-- GOAL OF THE EXERCISE --
What lines in the records below include the word "Automation"? Return each one.

Interface dataset entries
+ + +

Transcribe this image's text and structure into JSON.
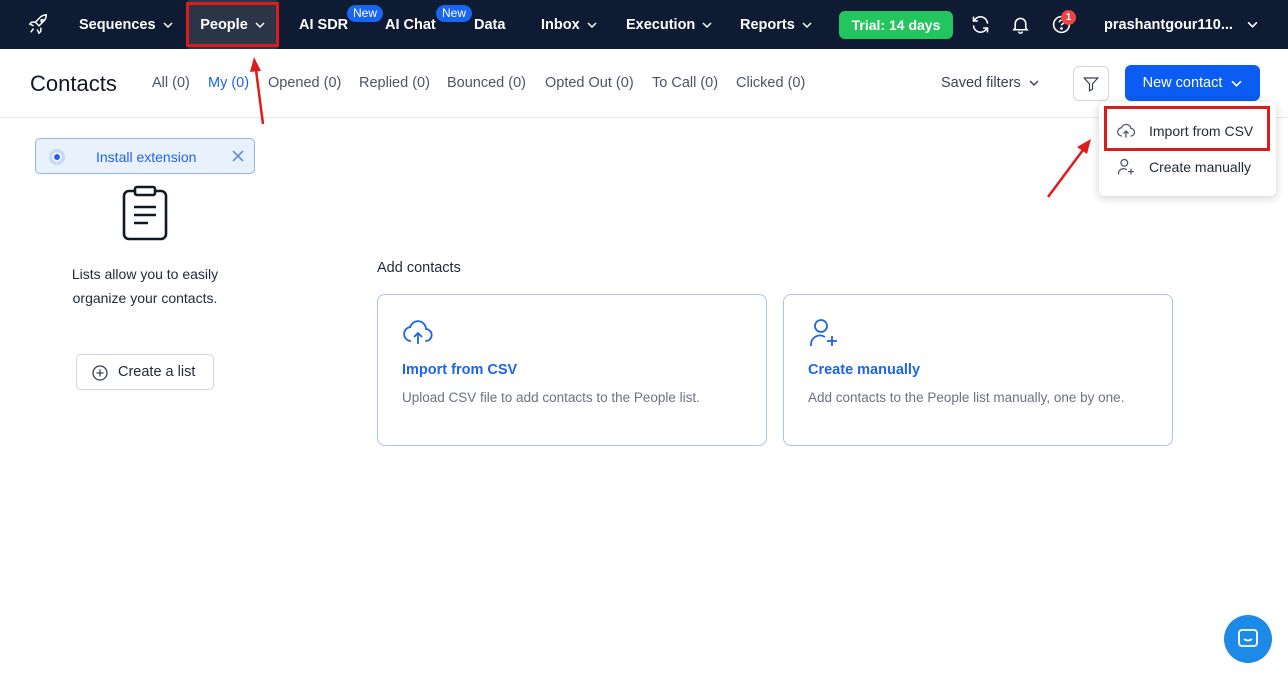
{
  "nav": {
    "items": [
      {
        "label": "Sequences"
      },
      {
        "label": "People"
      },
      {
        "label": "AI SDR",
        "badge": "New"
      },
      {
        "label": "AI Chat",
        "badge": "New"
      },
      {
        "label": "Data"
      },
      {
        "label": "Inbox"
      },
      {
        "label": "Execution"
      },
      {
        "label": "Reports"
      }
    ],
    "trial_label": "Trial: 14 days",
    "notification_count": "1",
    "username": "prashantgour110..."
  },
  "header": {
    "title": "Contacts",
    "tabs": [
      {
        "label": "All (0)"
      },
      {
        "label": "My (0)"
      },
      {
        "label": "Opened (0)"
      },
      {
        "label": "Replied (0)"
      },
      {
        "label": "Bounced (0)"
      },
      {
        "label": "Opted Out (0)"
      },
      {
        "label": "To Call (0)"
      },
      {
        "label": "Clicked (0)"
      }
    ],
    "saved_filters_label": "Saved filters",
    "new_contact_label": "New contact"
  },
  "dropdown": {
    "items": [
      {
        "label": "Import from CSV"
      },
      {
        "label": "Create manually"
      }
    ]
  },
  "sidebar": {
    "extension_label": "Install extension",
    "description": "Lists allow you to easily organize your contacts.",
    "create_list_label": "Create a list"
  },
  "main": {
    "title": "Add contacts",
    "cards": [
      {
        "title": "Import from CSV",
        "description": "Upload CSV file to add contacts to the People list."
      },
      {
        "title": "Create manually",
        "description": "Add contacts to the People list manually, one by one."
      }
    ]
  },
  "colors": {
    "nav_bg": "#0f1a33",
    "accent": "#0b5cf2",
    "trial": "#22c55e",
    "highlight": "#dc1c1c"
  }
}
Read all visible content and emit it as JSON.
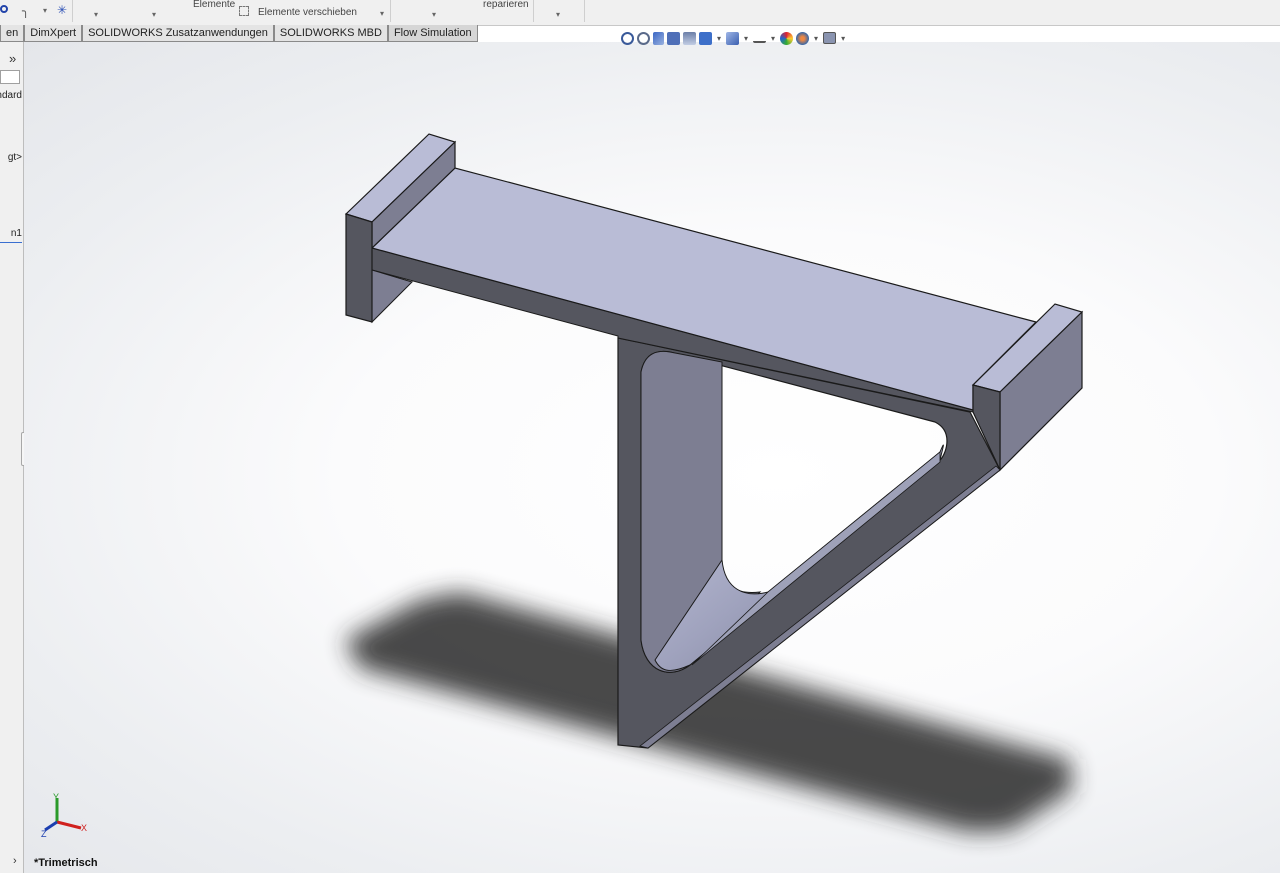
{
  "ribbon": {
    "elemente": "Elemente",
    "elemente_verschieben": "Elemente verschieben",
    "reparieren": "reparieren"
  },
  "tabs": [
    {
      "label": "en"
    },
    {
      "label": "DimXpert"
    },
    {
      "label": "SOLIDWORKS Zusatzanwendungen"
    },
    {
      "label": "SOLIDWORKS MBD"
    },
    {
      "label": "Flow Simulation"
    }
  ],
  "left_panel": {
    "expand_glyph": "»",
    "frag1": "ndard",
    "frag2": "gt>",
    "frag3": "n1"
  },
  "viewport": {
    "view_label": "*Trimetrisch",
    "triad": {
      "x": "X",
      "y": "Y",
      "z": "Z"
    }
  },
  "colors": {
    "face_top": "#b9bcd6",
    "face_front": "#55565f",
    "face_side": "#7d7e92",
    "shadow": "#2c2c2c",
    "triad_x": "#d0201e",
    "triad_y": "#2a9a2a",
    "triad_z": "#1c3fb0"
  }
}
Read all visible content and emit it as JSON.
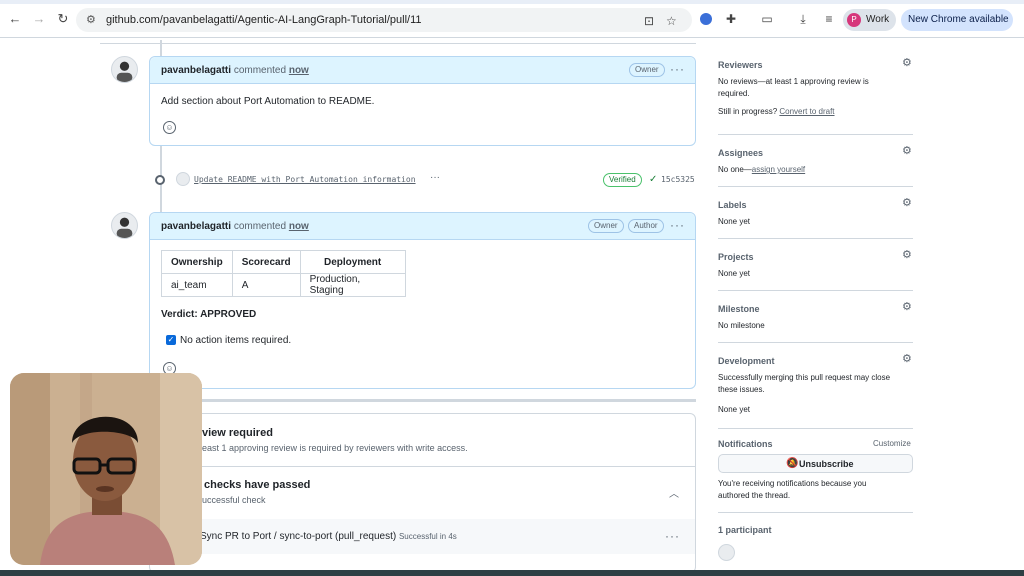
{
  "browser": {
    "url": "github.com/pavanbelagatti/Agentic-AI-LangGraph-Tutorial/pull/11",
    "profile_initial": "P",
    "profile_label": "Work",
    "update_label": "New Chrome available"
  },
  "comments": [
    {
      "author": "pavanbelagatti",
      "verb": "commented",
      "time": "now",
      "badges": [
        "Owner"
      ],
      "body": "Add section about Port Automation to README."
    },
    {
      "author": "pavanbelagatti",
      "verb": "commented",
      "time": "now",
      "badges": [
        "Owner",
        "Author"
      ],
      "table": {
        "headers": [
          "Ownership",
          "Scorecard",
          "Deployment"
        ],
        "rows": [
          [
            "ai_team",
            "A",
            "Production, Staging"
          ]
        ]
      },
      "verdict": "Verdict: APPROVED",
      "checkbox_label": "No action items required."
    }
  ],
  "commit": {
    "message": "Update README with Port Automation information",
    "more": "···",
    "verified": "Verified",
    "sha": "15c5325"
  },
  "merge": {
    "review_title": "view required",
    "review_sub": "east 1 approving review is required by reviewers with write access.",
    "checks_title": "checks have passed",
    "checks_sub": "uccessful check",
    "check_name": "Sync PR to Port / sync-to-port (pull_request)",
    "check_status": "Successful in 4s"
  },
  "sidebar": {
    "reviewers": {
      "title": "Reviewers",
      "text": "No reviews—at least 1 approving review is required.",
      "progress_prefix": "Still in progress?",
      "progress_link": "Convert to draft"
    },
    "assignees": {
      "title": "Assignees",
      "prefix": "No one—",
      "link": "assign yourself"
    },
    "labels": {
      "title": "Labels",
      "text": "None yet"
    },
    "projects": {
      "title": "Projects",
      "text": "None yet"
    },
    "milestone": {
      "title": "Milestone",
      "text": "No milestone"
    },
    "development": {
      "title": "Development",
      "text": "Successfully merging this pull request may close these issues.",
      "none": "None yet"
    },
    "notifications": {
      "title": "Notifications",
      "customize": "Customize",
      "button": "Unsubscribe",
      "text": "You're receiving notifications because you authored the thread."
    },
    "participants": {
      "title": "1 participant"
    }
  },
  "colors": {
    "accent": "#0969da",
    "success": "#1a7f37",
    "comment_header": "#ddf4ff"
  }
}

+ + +

-- ANSWER SECTION --
      "body": "Add section about Port Automation to README."
    "message": "Update README with Port Automation information",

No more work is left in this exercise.